Improve communication: Conflicts arise when communication fails. In fact, they are often exacerbated when people don’t talk to each other about their concerns, fears and problems. It is therefore important to improve communication and thus automatically the family situation and togetherness. Help can be provided by family therapy, for example.

Get outside support: If caring for elderly or sick family members takes up time and energy, professional help can provide support. A home help can also provide relief. Furthermore, family help is a good contact for problems. For problems with children and adolescents, for example, you can turn to child and adolescent psychiatrists/psychotherapists.

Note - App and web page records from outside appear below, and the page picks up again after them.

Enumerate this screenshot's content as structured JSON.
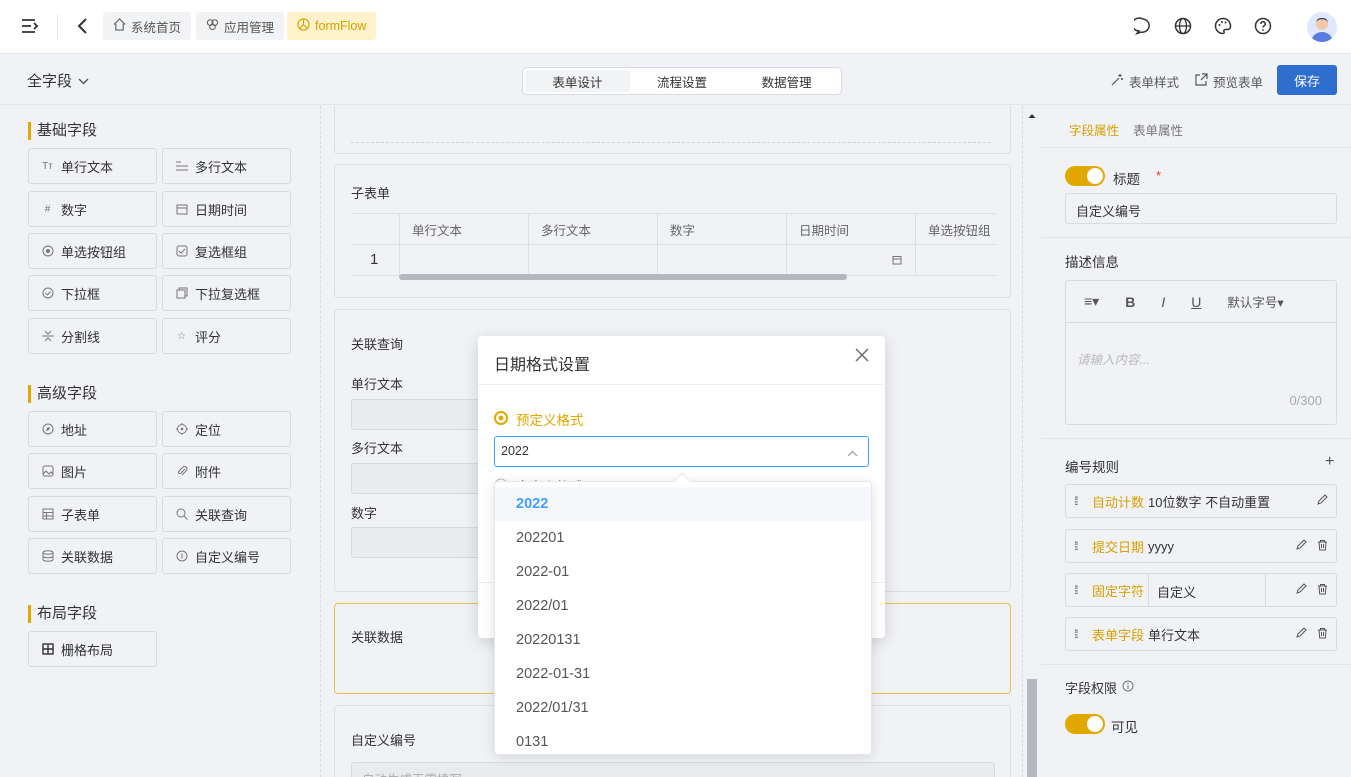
{
  "topbar": {
    "breadcrumbs": [
      {
        "label": "系统首页",
        "icon": "home-icon"
      },
      {
        "label": "应用管理",
        "icon": "apps-icon"
      },
      {
        "label": "formFlow",
        "icon": "flow-icon"
      }
    ]
  },
  "subbar": {
    "field_scope": "全字段",
    "tabs": [
      "表单设计",
      "流程设置",
      "数据管理"
    ],
    "active_tab": "表单设计",
    "form_style": "表单样式",
    "preview": "预览表单",
    "save": "保存"
  },
  "left": {
    "basic_title": "基础字段",
    "basic": [
      {
        "label": "单行文本",
        "icon": "text-icon"
      },
      {
        "label": "多行文本",
        "icon": "textarea-icon"
      },
      {
        "label": "数字",
        "icon": "hash-icon"
      },
      {
        "label": "日期时间",
        "icon": "calendar-icon"
      },
      {
        "label": "单选按钮组",
        "icon": "radio-icon"
      },
      {
        "label": "复选框组",
        "icon": "checkbox-icon"
      },
      {
        "label": "下拉框",
        "icon": "select-icon"
      },
      {
        "label": "下拉复选框",
        "icon": "multiselect-icon"
      },
      {
        "label": "分割线",
        "icon": "divider-icon"
      },
      {
        "label": "评分",
        "icon": "star-icon"
      }
    ],
    "advanced_title": "高级字段",
    "advanced": [
      {
        "label": "地址",
        "icon": "compass-icon"
      },
      {
        "label": "定位",
        "icon": "location-icon"
      },
      {
        "label": "图片",
        "icon": "image-icon"
      },
      {
        "label": "附件",
        "icon": "attach-icon"
      },
      {
        "label": "子表单",
        "icon": "table-icon"
      },
      {
        "label": "关联查询",
        "icon": "search-icon"
      },
      {
        "label": "关联数据",
        "icon": "database-icon"
      },
      {
        "label": "自定义编号",
        "icon": "number-icon"
      }
    ],
    "layout_title": "布局字段",
    "layout": [
      {
        "label": "栅格布局",
        "icon": "grid-icon"
      }
    ]
  },
  "canvas": {
    "subform": {
      "title": "子表单",
      "columns": [
        "单行文本",
        "多行文本",
        "数字",
        "日期时间",
        "单选按钮组"
      ],
      "row_index": "1"
    },
    "lookup": {
      "title": "关联查询",
      "fields": [
        "单行文本",
        "多行文本",
        "数字"
      ]
    },
    "reldata": {
      "title": "关联数据"
    },
    "autonum": {
      "title": "自定义编号",
      "placeholder": "自动生成无需填写"
    }
  },
  "right": {
    "tabs": [
      "字段属性",
      "表单属性"
    ],
    "title_label": "标题",
    "title_value": "自定义编号",
    "desc_label": "描述信息",
    "editor_font": "默认字号",
    "desc_placeholder": "请输入内容...",
    "desc_count": "0/300",
    "rules_label": "编号规则",
    "rules": [
      {
        "key": "自动计数",
        "value": "10位数字 不自动重置"
      },
      {
        "key": "提交日期",
        "value": "yyyy"
      },
      {
        "key": "固定字符",
        "value": "自定义"
      },
      {
        "key": "表单字段",
        "value": "单行文本"
      }
    ],
    "perm_label": "字段权限",
    "perm_visible": "可见"
  },
  "modal": {
    "title": "日期格式设置",
    "radio_predef": "预定义格式",
    "selected": "2022",
    "radio_custom": "自定义格式",
    "options": [
      "2022",
      "202201",
      "2022-01",
      "2022/01",
      "20220131",
      "2022-01-31",
      "2022/01/31",
      "0131"
    ]
  },
  "colors": {
    "accent": "#e0a800",
    "primary": "#2f6ecf",
    "selected_option": "#409eff"
  }
}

Bring order into everyday life: Tasks should be distributed so that everyone does their part and one family member is not burdened too much. For example, the children can clean out the dishwasher or take the dog for a walk. For better organization, a to-do list or prioritizing tasks can also help.

Practice mindfulness and take time for yourself: Being mindful of your own needs can counteract overload. While family life is important, you still shouldn’t put your own needs on the back burner and neglect them. That’s why it’s important to take some time off, schedule time for rest, and spend time on the things that are good for you. It’s okay to not be able to take care of kids, household or volunteer 24/7.

Create shared experiences: To help the family regain its bearings and strengthen the system after a period of acute stress or conflict, rituals like a monthly outing or dinner together can bring new dynamism to outdated and morbid structures.

Maintain social contacts: To get out of one’s family environment and get a change of ideas, meetings with friends can help. A girls’ night out at a friend’s house or a men’s day for the father are helpful in order not to stay in the same environment all the time. This is also an opportunity to talk with friends about your own worries and get advice or another opinion.

Lowering ideal expectations: No one has to be able to do everything and master every role perfectly. It helps to reduce the demands you make on yourself.